This is nonsense. If anything the "financial supermarket" model has been vindicated. Look at the biggest of the survivors: JPMorgan Chase, Bank of America, and Citi... all of them are supermarkets, with retail branches and investment banking operations. Bear and Lehman were pure investment banks, as was Merrill (which didn't end quite as badly). And now the remaining pure investment banks are looking to get into the retail business, because deposits are the readiest source of funding these days.

The problem isn't that the banks were supermarkets, it's that their proprietary trading, and the amount of risk they took on in general, was wildly irresponsible. But that mismanagement didn't flow necessarily from the diversity of business lines, and there are better ways to address it than to try to arbitrarily cap banks at a certain size. Reserve requirements can be imposed, better underwriting standards can be enforced in the mortgage industry, the rating agencies can be blown up reformed, etc.

I don't have a problem with "true competition with winners and losers; companies that disappear; shareholders and CEOs who can lose as well as win..." But it's worth separating the practices which are intrinsically flawed and prone to causing financial catastrophe from those that aren't.

Anyway I'm not a huge fan of the piece.

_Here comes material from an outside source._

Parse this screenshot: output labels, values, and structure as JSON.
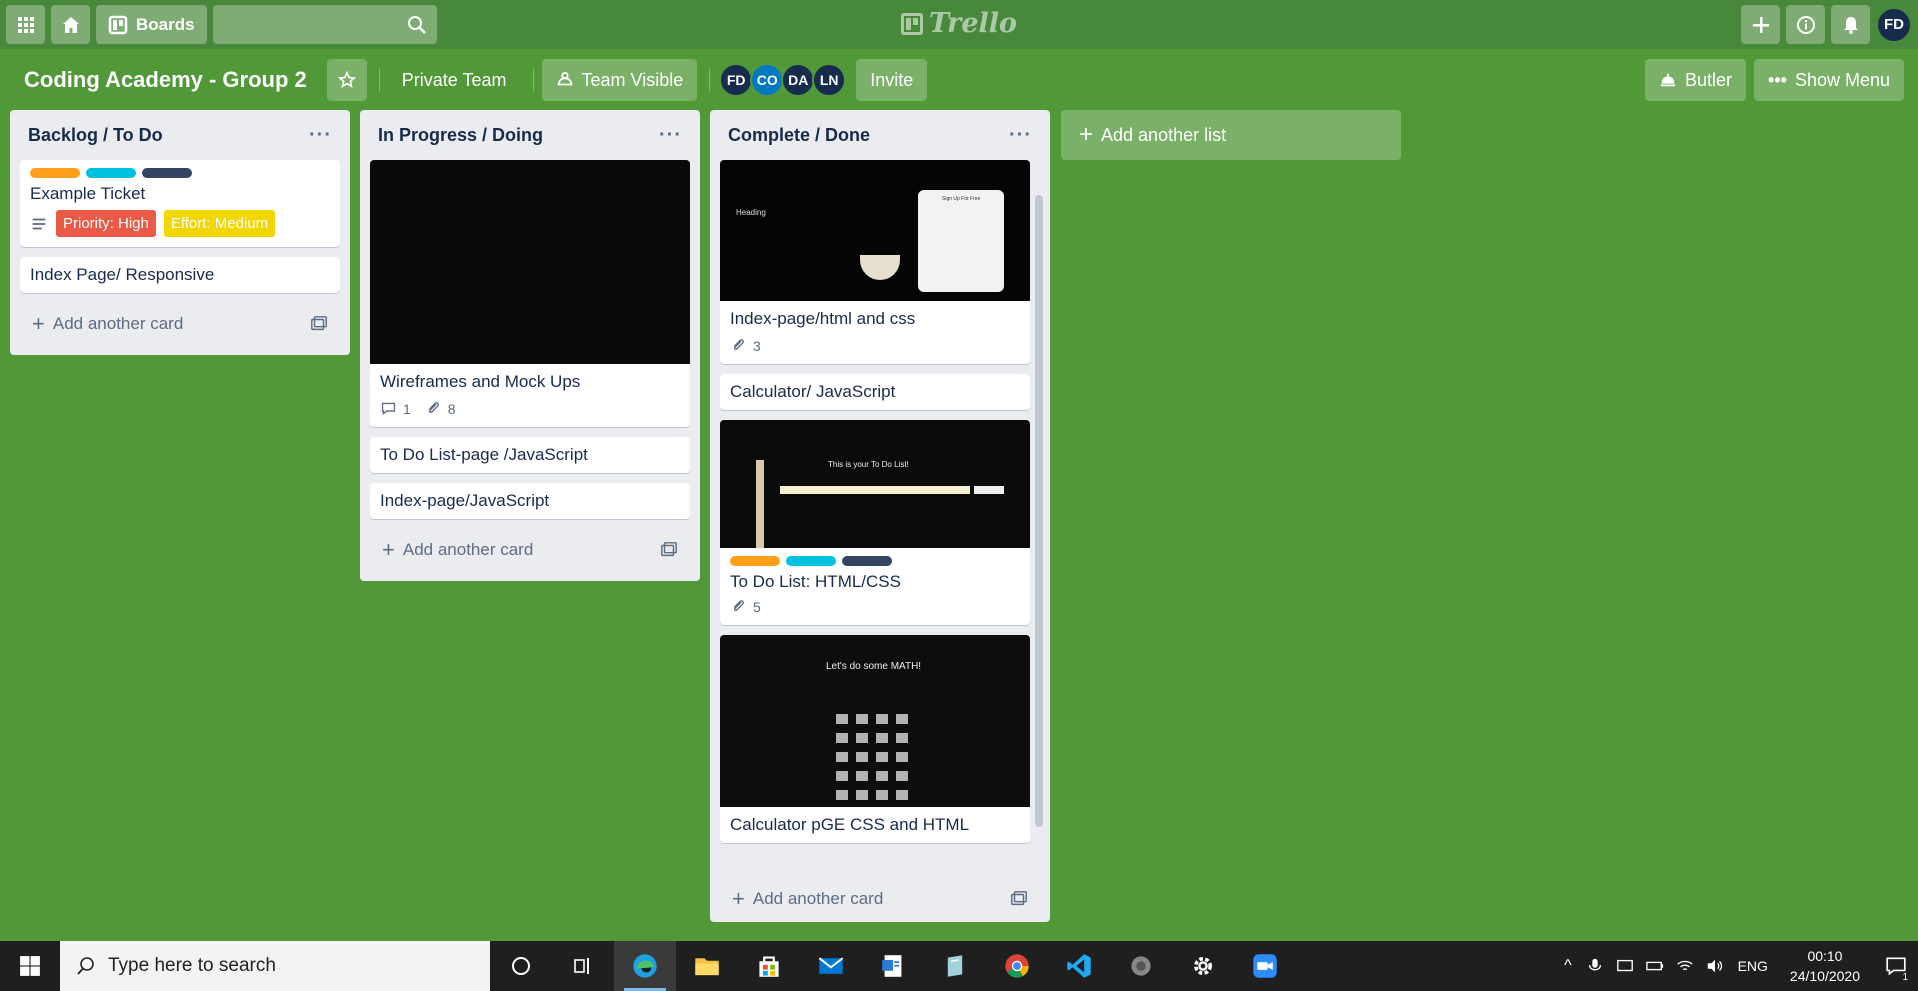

It's pretty interesting, though, I'll give him that. I'll continue to read him even though he's a scumbag.

The HRC-Tweety nexus

A non-trivial drawback, as I saw it, to the nomination of Hillary Clinton as Secretary of State was that it would render large swaths of Hardball with Chris Matthews utterly unwatchable. But if Matthews is going to run for Arlen Specter's Senate seat, that means Tweety's fevered speculation about Hillary-Bill-Obama dynamics won't be a staple of every episode of the show from 2009-10. That's good news.

He might win, too.

Wednesday, December 03, 2008

The coveted SF endorsement

So there's apparently a good chance that, when Hillary resigns her seat post-inauguration, Gov. David Paterson will select my congresswoman, Nydia Velazquez, to fill her Senate seat and I'm hoping that he does so.

For one thing, she's clearly a twofer on the identity politics front, which is the cause of most of my optimism and some of my enthusiasm for her selection. But since she's been my representative I've checked to make sure she votes the right way on important stuff and sure enough, she has. It reminds me of an Alec Baldwin line from 30 Rock, where he's talking to the young white male NBC page Kenneth and informs him that, politically speaking, he's actually a latina woman. That's me.

My only beef with Rep. Velazquez was that she, along with I believe every other New York politician, supported Clinton in the primary. (I wrote her a letter sometime after Super Tuesday urging her to abandon ship and throw her support to Obama, but she took no heed.) And she also was a bit of a villain in David Einhorn's book, having failed to do anything as chair of the Small Business Committee over the utterly corrupt Small Business Administration (which pretty clearly falls in her purview), even after he made his case to her staff.

But on the whole, good peoples. And all the alternatives are either unknown or annoying. Andrew Cuomo? No gracias.

BTW the place to go for the latest on all the Paterson-stalking and nomination-jockeying is Elizabeth Benjamin's blog, which is the rookie of the year in my RSS reader.

Tuesday, December 02, 2008

Why would they stop covering for him now?

Josh Marshall explains the MSM's idea of "candor": "Let's go over this very slowly. For Bush to blame the failure of intel for his decision to invade is not a concession at all, and it is not an admission of failure on his part. Rather, it is the opposite of these things. It is an evasion of responsibility for what happened."

Not only will there not be adequate accountability for the Iraq War, there will hardly be any at all. Obama or no Obama, the vast majority of Americans don't have any appreciation for how thoroughly criminal the Iraq War was/is.